- _How to complete this task_
Locate and copy each line in the data that contains the word "number".

● ● ● ● ● ● ●

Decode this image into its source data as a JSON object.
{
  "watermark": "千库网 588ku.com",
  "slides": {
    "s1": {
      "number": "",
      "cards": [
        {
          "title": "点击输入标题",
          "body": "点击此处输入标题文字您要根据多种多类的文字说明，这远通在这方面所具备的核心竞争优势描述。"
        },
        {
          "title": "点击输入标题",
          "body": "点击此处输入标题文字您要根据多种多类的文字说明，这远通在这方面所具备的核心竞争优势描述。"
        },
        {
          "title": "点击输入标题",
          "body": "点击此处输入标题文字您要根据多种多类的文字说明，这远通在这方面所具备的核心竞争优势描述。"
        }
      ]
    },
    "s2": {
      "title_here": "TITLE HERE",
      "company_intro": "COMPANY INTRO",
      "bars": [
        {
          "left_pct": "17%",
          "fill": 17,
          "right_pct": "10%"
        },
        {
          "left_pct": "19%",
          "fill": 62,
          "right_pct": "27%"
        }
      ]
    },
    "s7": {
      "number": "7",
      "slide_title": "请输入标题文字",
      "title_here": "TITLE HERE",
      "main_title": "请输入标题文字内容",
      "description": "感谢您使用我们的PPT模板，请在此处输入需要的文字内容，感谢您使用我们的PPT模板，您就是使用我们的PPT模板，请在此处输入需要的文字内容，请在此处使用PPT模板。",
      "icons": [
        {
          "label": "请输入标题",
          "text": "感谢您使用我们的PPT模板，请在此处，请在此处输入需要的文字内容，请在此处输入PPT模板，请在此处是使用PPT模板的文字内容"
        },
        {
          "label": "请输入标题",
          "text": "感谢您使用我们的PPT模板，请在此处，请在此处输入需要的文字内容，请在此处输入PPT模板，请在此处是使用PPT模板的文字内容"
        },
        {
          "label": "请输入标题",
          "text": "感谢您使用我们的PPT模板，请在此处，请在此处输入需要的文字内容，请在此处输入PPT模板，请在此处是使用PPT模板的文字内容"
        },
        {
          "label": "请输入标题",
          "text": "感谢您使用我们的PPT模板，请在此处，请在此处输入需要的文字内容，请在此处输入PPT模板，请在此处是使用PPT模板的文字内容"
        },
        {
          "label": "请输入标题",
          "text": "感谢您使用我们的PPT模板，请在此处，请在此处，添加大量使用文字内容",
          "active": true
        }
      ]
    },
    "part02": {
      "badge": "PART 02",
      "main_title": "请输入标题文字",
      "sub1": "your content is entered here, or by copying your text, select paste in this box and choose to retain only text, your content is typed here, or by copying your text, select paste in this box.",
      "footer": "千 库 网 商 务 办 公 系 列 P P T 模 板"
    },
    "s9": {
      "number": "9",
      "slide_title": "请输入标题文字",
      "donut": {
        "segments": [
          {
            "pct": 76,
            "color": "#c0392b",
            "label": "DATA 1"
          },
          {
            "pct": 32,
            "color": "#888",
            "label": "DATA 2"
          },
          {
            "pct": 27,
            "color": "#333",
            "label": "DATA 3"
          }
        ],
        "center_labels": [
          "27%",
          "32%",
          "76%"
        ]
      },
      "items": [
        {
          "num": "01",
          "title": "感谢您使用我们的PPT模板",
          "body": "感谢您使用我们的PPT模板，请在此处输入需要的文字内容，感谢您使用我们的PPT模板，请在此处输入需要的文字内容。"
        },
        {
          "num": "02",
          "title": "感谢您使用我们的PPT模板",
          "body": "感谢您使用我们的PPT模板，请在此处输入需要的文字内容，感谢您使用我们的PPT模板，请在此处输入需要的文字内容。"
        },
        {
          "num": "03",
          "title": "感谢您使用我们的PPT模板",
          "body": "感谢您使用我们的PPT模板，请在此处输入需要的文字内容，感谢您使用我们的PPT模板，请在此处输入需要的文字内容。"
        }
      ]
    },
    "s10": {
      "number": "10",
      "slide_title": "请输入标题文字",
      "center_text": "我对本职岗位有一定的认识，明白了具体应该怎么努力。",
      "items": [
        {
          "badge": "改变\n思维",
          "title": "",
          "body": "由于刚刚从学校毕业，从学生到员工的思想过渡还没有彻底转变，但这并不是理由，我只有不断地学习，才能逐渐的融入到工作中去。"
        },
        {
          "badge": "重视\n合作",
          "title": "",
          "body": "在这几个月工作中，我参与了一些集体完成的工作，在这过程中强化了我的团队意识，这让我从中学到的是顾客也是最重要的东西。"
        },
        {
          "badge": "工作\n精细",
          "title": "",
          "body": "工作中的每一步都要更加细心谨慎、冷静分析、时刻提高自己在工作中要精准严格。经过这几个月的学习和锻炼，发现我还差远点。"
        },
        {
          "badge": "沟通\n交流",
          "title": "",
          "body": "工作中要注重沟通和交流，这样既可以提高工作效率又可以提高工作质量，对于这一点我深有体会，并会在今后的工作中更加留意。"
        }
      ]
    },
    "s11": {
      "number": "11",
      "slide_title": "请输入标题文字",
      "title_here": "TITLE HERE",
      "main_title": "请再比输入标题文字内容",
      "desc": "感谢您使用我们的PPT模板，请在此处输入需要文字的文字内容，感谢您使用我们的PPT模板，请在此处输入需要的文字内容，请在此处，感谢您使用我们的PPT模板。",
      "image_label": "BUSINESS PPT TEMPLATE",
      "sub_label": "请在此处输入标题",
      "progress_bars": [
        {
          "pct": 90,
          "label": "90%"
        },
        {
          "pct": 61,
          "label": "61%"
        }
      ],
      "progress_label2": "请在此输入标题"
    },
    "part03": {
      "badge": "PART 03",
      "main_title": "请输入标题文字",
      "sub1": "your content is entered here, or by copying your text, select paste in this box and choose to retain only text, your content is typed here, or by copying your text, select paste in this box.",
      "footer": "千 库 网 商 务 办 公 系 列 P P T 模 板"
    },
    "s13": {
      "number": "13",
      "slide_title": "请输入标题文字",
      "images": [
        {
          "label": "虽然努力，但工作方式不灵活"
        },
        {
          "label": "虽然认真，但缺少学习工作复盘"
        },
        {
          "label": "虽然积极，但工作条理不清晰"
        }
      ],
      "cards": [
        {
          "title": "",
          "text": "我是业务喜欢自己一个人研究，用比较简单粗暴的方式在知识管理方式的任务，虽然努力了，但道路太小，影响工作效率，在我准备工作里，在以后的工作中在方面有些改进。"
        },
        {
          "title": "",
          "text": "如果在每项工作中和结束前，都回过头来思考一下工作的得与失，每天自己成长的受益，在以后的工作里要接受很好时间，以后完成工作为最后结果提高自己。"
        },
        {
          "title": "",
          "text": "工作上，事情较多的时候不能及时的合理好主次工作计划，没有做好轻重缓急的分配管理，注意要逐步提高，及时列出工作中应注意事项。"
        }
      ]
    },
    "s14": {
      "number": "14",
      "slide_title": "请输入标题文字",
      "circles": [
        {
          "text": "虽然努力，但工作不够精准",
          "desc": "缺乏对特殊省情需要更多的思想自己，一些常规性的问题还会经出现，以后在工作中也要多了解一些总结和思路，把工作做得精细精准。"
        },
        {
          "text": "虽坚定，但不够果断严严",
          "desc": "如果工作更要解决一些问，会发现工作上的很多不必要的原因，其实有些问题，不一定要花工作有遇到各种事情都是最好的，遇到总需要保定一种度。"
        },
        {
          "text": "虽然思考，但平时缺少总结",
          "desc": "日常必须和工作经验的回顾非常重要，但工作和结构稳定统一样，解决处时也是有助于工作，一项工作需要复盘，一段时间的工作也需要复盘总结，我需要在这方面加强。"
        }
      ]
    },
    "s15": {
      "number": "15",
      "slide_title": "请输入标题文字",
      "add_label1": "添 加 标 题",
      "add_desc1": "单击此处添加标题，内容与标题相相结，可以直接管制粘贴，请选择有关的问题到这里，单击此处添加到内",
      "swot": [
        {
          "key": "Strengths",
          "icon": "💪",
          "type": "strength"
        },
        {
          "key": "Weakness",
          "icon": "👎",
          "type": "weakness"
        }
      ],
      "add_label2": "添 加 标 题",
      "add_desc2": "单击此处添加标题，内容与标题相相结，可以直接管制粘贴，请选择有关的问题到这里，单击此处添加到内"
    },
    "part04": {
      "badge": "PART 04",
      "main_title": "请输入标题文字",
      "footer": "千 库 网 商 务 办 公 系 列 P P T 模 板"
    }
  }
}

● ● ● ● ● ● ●

- _Task output_
      "number": "",
      "number": "7",
      "number": "9",
      "number": "10",
      "number": "11",
      "number": "13",
      "number": "14",
      "number": "15",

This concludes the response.